August 15 1873
Wellington v Nelson
Though the weather was not great and football was still a new sport there was “a very large attendance” for this provincial match. Among the crowd were the Governor Sir James Fergusson and the Hon E W Stafford, formerly both Colonial Secretary and Premier, the latter having also been Member of Parliament for Nelson. The Wellington Independent was there too and reported:
“THE FOOTBALL MATCH
The Interprovincial Football Match between Nelson and Wellington was played on the Basin Reserve yesterday in the presence of his Excellency Sir James Ferguson and a very large attendance, especially of ladies. Conspicuous among those present was the Hon. E W Stafford, who displayed a keen interest in the efforts of his fellow townsmen during the game. The heavy atmosphere and moist looking sky during the fore part of the day were ominous of an afternoon’s dirty play, and so it turned out, a nasty drizzling rain falling almost continuously during the game. Shortly after three the two squads of men out to the ground, all looking as fresh and bright as their uniforms, that of Nelson being especially showy – red stockings, white knickerbockers, white singlets, and black velvet skull cap and red tassel. The Wellington rig was – blue serge knickerbockers and grey stocking, white singlet, heads bare. At a glance it was seen that Wellington had a decided advantage in beef, her team showing an unmistakeable preponderance of avoirdupois weight. Several of their men were also remarkable for swiftness of foot. The Nelson men, however, showed the greatest agility, a fact which struck one as being greatly in their favour(sic) after the ground became sloppy. The Rugby rules were observed, and the game was contested with a sustained eagerness throughout that kept the attention of the spectators riveted during the hour and a half that play lasted. So evenly were the teams matched that it was impossible to say which would get the better of it. The balance of opinion was rather in favour of the superior play of the Nelson men, who seemed to be better organised, and the play in better concert than our own men, though it was noticed that in the excitement of the game their gaol was was left at times so unprotected that a fortunate kick might have scored one against them. The Wellingtons, on the contrary, appeared to be playing for a long time on the self-reliant principle, every man, like the Mamalukes of old, fighting on his own account.

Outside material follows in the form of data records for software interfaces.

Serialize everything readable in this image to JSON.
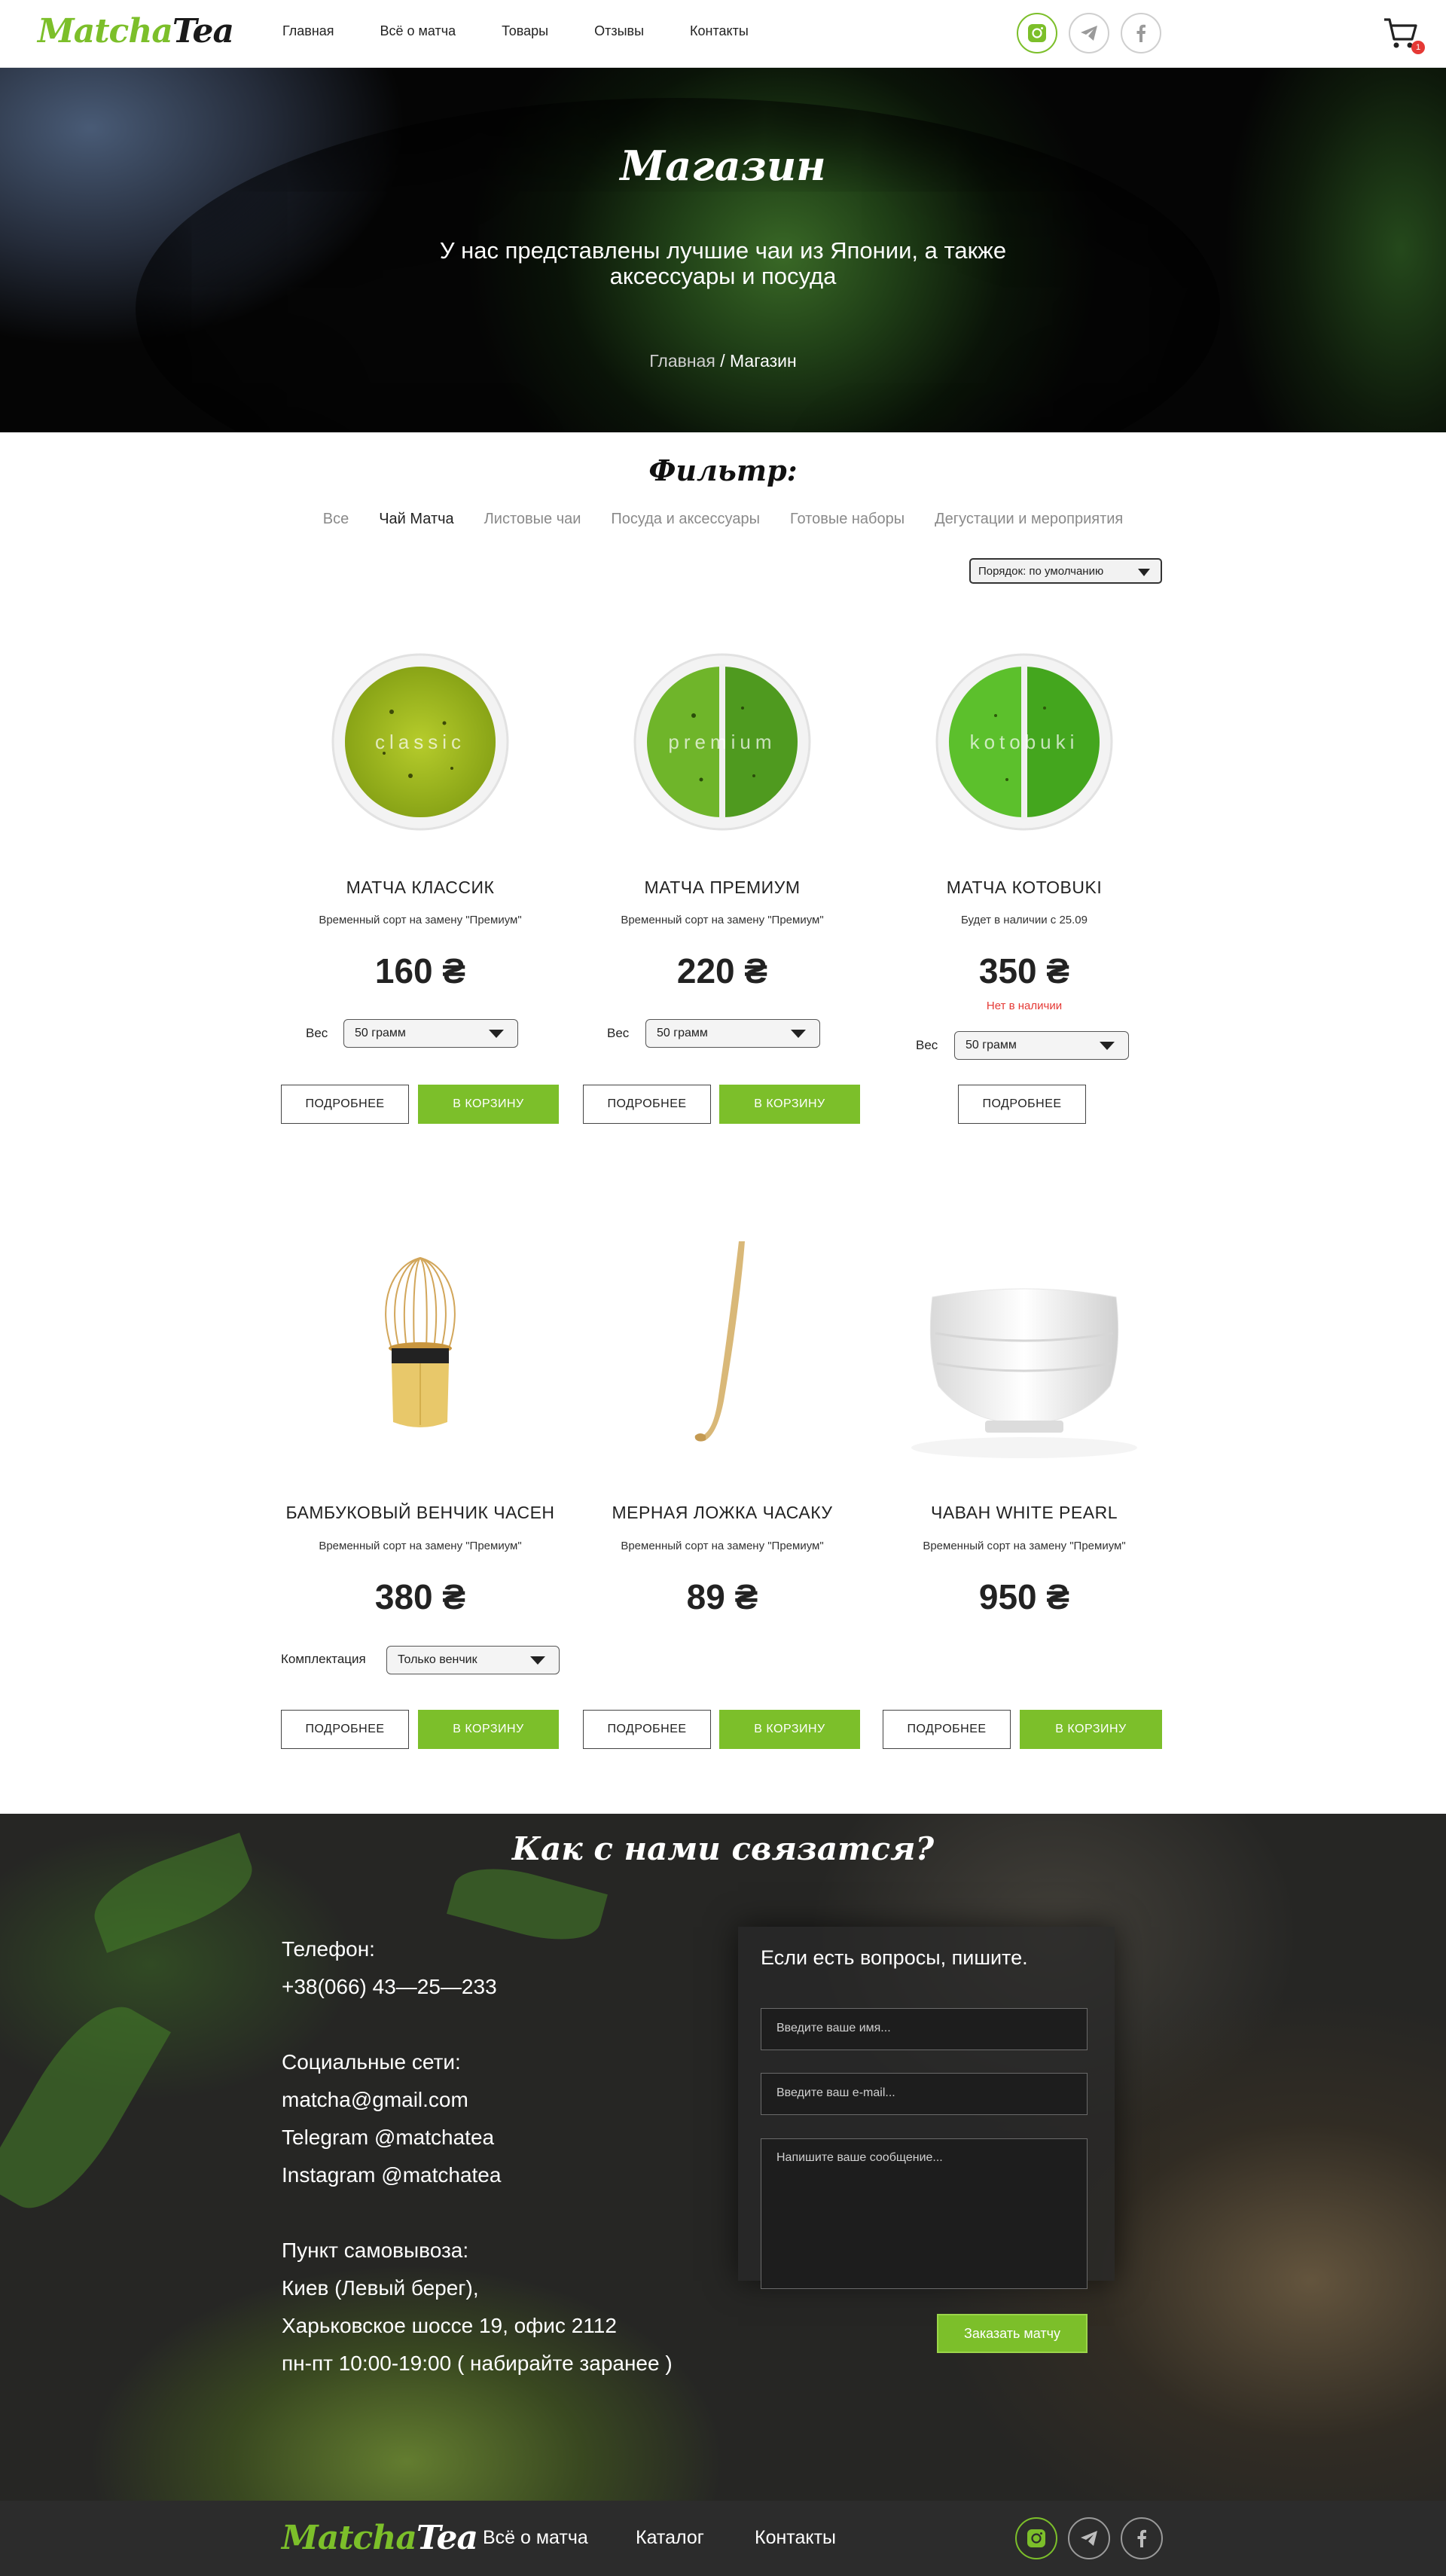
{
  "header": {
    "logo_part1": "Matcha",
    "logo_part2": "Tea",
    "nav": [
      "Главная",
      "Всё о матча",
      "Товары",
      "Отзывы",
      "Контакты"
    ],
    "cart_count": "1"
  },
  "hero": {
    "title": "Магазин",
    "subtitle_line1": "У нас представлены лучшие чаи из Японии, а также",
    "subtitle_line2": "аксессуары и посуда",
    "crumb_home": "Главная",
    "crumb_sep": " / ",
    "crumb_current": "Магазин"
  },
  "filter": {
    "title": "Фильтр:",
    "tabs": [
      "Все",
      "Чай Матча",
      "Листовые чаи",
      "Посуда и аксессуары",
      "Готовые наборы",
      "Дегустации и мероприятия"
    ],
    "active_tab": "Чай Матча",
    "sort_label": "Порядок: по умолчанию"
  },
  "products": [
    {
      "name": "МАТЧА КЛАССИК",
      "image_text": "classic",
      "desc": "Временный сорт на замену \"Премиум\"",
      "price": "160 ₴",
      "option_label": "Вес",
      "option_value": "50 грамм",
      "more": "ПОДРОБНЕЕ",
      "cart": "В КОРЗИНУ"
    },
    {
      "name": "МАТЧА ПРЕМИУМ",
      "image_text": "premium",
      "desc": "Временный сорт на замену \"Премиум\"",
      "price": "220 ₴",
      "option_label": "Вес",
      "option_value": "50 грамм",
      "more": "ПОДРОБНЕЕ",
      "cart": "В КОРЗИНУ"
    },
    {
      "name": "МАТЧА КОТОBUKI",
      "image_text": "kotobuki",
      "desc": "Будет в наличии с 25.09",
      "price": "350 ₴",
      "stock": "Нет в наличии",
      "option_label": "Вес",
      "option_value": "50 грамм",
      "more": "ПОДРОБНЕЕ"
    },
    {
      "name": "БАМБУКОВЫЙ ВЕНЧИК ЧАСЕН",
      "desc": "Временный сорт на замену \"Премиум\"",
      "price": "380 ₴",
      "option_label": "Комплектация",
      "option_value": "Только венчик",
      "more": "ПОДРОБНЕЕ",
      "cart": "В КОРЗИНУ"
    },
    {
      "name": "МЕРНАЯ ЛОЖКА ЧАСАКУ",
      "desc": "Временный сорт на замену \"Премиум\"",
      "price": "89 ₴",
      "more": "ПОДРОБНЕЕ",
      "cart": "В КОРЗИНУ"
    },
    {
      "name": "ЧАВАН WHITE PEARL",
      "desc": "Временный сорт на замену \"Премиум\"",
      "price": "950 ₴",
      "more": "ПОДРОБНЕЕ",
      "cart": "В КОРЗИНУ"
    }
  ],
  "contact": {
    "title": "Как с нами связатся?",
    "phone_label": "Телефон:",
    "phone": "+38(066) 43—25—233",
    "social_label": "Социальные сети:",
    "email": "matcha@gmail.com",
    "telegram": "Telegram @matchatea",
    "instagram": "Instagram @matchatea",
    "pickup_label": "Пункт самовывоза:",
    "pickup_city": "Киев (Левый берег),",
    "pickup_address": "Харьковское шоссе 19, офис 2112",
    "pickup_hours": "пн-пт 10:00-19:00 ( набирайте заранее )",
    "form_title": "Если есть вопросы, пишите.",
    "name_placeholder": "Введите ваше имя...",
    "email_placeholder": "Введите ваш e-mail...",
    "message_placeholder": "Напишите ваше сообщение...",
    "submit": "Заказать матчу"
  },
  "footer": {
    "logo_part1": "Matcha",
    "logo_part2": "Tea",
    "nav": [
      "Всё о матча",
      "Каталог",
      "Контакты"
    ]
  },
  "colors": {
    "accent": "#7cbf2a",
    "badge": "#e53935",
    "footer_bg": "#2c2c2c"
  },
  "icons": [
    "instagram-icon",
    "telegram-icon",
    "facebook-icon",
    "cart-icon"
  ]
}
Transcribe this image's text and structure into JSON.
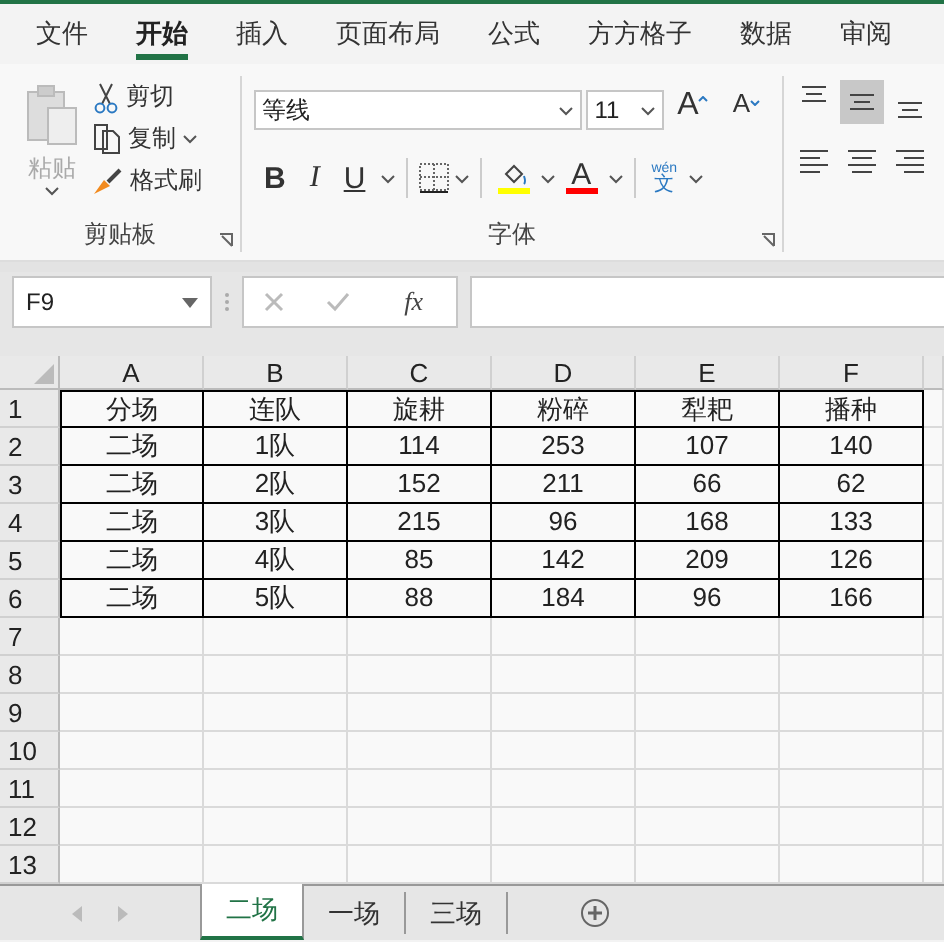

Some remarably good play was noticed on both sides, though it may be thought invidious to make soecial mention of anyone when each exerted himself to the utmost of his ability, Mr Tennent, the captain of the Nelson team, deserves credit not only for his excellent play, but for the way his men were organised. He found a powerful aid in Mr Nicholson, who was always on the alert, and tremendous at a kick. Captain Werry made several desperate attempts to force through the field carrying the ball, but had he ten times the strength, he would have come to grass as ignominiously – an antagonist with the speed of Actaeon and the strength of Hercules could not have forced his way through the Nelson boys, who appeared to be at once handing on to every limb of whoever dared to rush the ball through. Of the many gallant attempts made, one be Riddiford was the nearest success, and it was rewarded with a shout of applause. The result of the game being a draw, the achievements being as nearly balanced as it was impossible to be. Nelson made the first two tries, which was soon followed by Wellington getting a like number. As it was nearing five o’clock, a go was called, and the men started for the booth, covered with mud from head to heel. It is alike creditable to all that under all the excitement of the game not a hard word appeared to have been exchanged; and it was pleasant to see that there was not limper(sic) in the crowd at the finish. This rough game has not been always so fortunate with us.
At eight in the evening, the competitors and a number of invited guests sat down to dinner at the Union Hotel, Mr P Donnecker being the host, and there could not have been fewer than 50 in all. It is needless to say that the dinner was all that could have been expected. It was got up and carried out in first class-style. Mr T Buchanan occupied the chair. After the usual loyal and patriotic toasts had been proposed and responded to, the health of the Nelson team, coupled with that of their active captain, Mr Tennent, was honoured in the usual way. A similar courtesy was displayed towards the Wellington team and Captain Werry, after which the health of Mr T Buchan was proposed, and some eulogistic remarks as to his efforts for the improvement of the cricket ground. About eleven o’clock the meeting broke up in the best of Humour.
We understand that should the weather today be at all favourable, Mr Wrigglesworth will have the pleasing task of ‘taking’ both teams in separate groups. At present the time fixed upon is three o’clock this afternoon.”